Required action:
Print each record below precisely, with every picture left out of the copy.

Items from a data source:
================================

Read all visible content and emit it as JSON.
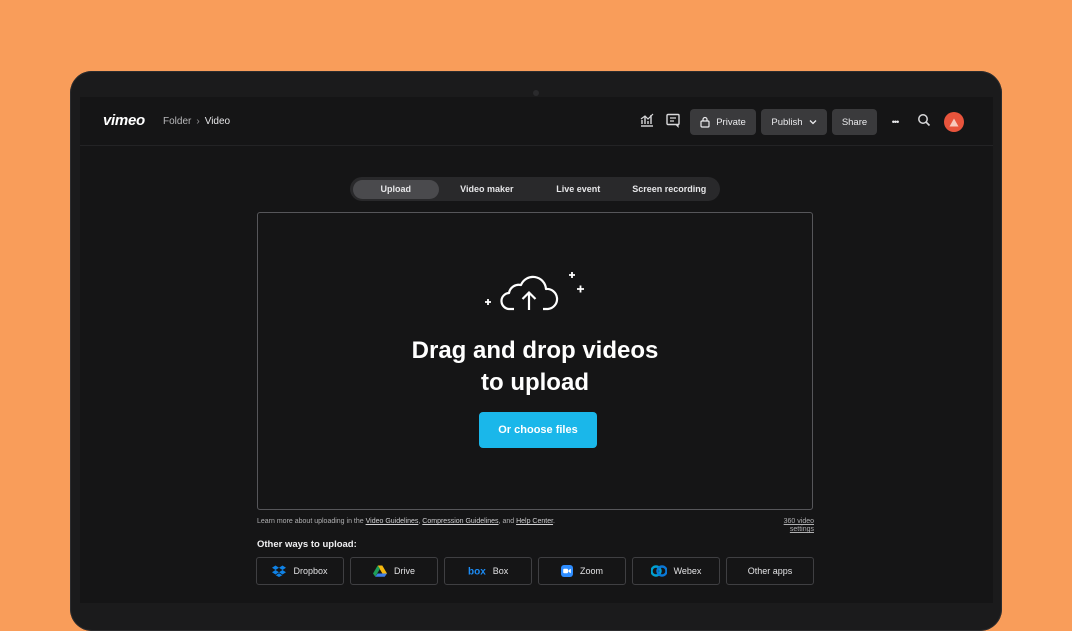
{
  "app": {
    "logo": "vimeo"
  },
  "breadcrumb": {
    "parent": "Folder",
    "separator": "›",
    "current": "Video"
  },
  "toolbar": {
    "private_label": "Private",
    "publish_label": "Publish",
    "share_label": "Share",
    "more_label": "•••"
  },
  "tabs": [
    {
      "label": "Upload",
      "active": true
    },
    {
      "label": "Video maker",
      "active": false
    },
    {
      "label": "Live event",
      "active": false
    },
    {
      "label": "Screen recording",
      "active": false
    }
  ],
  "dropzone": {
    "headline_line1": "Drag and drop videos",
    "headline_line2": "to upload",
    "choose_label": "Or choose files"
  },
  "footer_note": {
    "prefix": "Learn more about uploading in the ",
    "link1": "Video Guidelines",
    "comma": ", ",
    "link2": "Compression Guidelines",
    "and": ", and ",
    "link3": "Help Center",
    "suffix": ".",
    "settings_link": "360 video settings"
  },
  "other_ways": {
    "title": "Other ways to upload:",
    "sources": [
      {
        "label": "Dropbox",
        "icon": "dropbox-icon"
      },
      {
        "label": "Drive",
        "icon": "google-drive-icon"
      },
      {
        "label": "Box",
        "icon": "box-icon"
      },
      {
        "label": "Zoom",
        "icon": "zoom-icon"
      },
      {
        "label": "Webex",
        "icon": "webex-icon"
      },
      {
        "label": "Other apps",
        "icon": ""
      }
    ]
  },
  "colors": {
    "background": "#F99D5A",
    "screen": "#151516",
    "accent_button": "#1ab7ea",
    "avatar": "#e8543c"
  }
}
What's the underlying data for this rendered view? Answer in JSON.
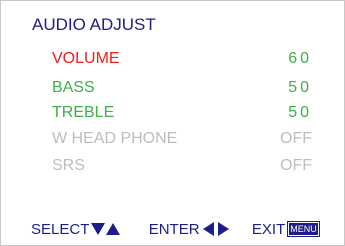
{
  "title": "AUDIO ADJUST",
  "items": [
    {
      "label": "VOLUME",
      "value": "60"
    },
    {
      "label": "BASS",
      "value": "50"
    },
    {
      "label": "TREBLE",
      "value": "50"
    },
    {
      "label": "W HEAD PHONE",
      "value": "OFF"
    },
    {
      "label": "SRS",
      "value": "OFF"
    }
  ],
  "footer": {
    "select_label": "SELECT",
    "enter_label": "ENTER",
    "exit_label": "EXIT",
    "menu_key_label": "MENU",
    "select_icons": [
      "triangle-down-icon",
      "triangle-up-icon"
    ],
    "enter_icons": [
      "triangle-left-icon",
      "triangle-right-icon"
    ]
  },
  "colors": {
    "text_primary": "#1c1c8c",
    "selected": "#ee1c1c",
    "value_active": "#3fae49",
    "disabled": "#bdbdbd"
  }
}
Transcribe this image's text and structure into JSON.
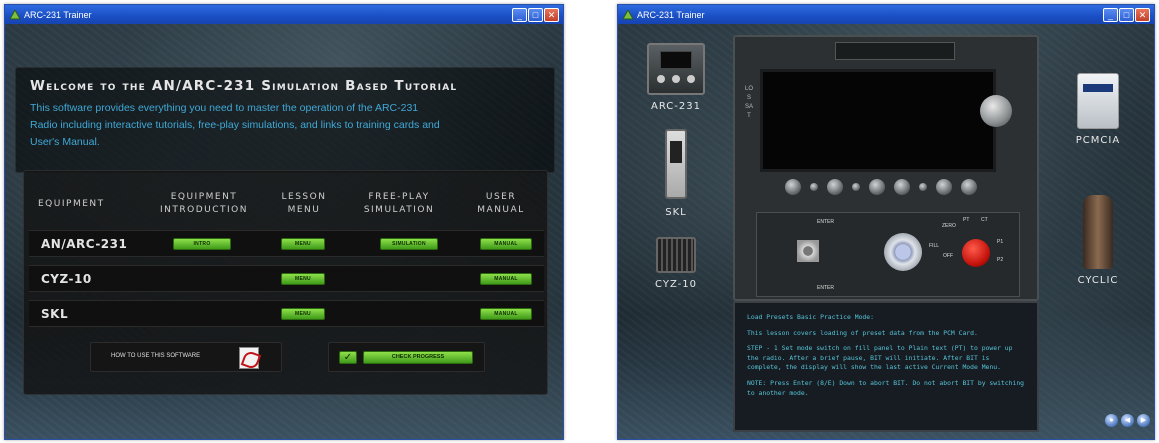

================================

Problem solution:
Read all visible content and emit it as JSON.
{
  "app": {
    "logo": "vimeo"
  },
  "breadcrumb": {
    "parent": "Folder",
    "separator": "›",
    "current": "Video"
  },
  "toolbar": {
    "private_label": "Private",
    "publish_label": "Publish",
    "share_label": "Share",
    "more_label": "•••"
  },
  "tabs": [
    {
      "label": "Upload",
      "active": true
    },
    {
      "label": "Video maker",
      "active": false
    },
    {
      "label": "Live event",
      "active": false
    },
    {
      "label": "Screen recording",
      "active": false
    }
  ],
  "dropzone": {
    "headline_line1": "Drag and drop videos",
    "headline_line2": "to upload",
    "choose_label": "Or choose files"
  },
  "footer_note": {
    "prefix": "Learn more about uploading in the ",
    "link1": "Video Guidelines",
    "comma": ", ",
    "link2": "Compression Guidelines",
    "and": ", and ",
    "link3": "Help Center",
    "suffix": ".",
    "settings_link": "360 video settings"
  },
  "other_ways": {
    "title": "Other ways to upload:",
    "sources": [
      {
        "label": "Dropbox",
        "icon": "dropbox-icon"
      },
      {
        "label": "Drive",
        "icon": "google-drive-icon"
      },
      {
        "label": "Box",
        "icon": "box-icon"
      },
      {
        "label": "Zoom",
        "icon": "zoom-icon"
      },
      {
        "label": "Webex",
        "icon": "webex-icon"
      },
      {
        "label": "Other apps",
        "icon": ""
      }
    ]
  },
  "colors": {
    "background": "#F99D5A",
    "screen": "#151516",
    "accent_button": "#1ab7ea",
    "avatar": "#e8543c"
  }
}
What's the underlying data for this rendered view? Answer in JSON.
{
  "title": "AUDIO ADJUST",
  "items": [
    {
      "label": "VOLUME",
      "value": "60"
    },
    {
      "label": "BASS",
      "value": "50"
    },
    {
      "label": "TREBLE",
      "value": "50"
    },
    {
      "label": "W HEAD PHONE",
      "value": "OFF"
    },
    {
      "label": "SRS",
      "value": "OFF"
    }
  ],
  "footer": {
    "select_label": "SELECT",
    "enter_label": "ENTER",
    "exit_label": "EXIT",
    "menu_key_label": "MENU",
    "select_icons": [
      "triangle-down-icon",
      "triangle-up-icon"
    ],
    "enter_icons": [
      "triangle-left-icon",
      "triangle-right-icon"
    ]
  },
  "colors": {
    "text_primary": "#1c1c8c",
    "selected": "#ee1c1c",
    "value_active": "#3fae49",
    "disabled": "#bdbdbd"
  }
}
Transcribe this image's text and structure into JSON.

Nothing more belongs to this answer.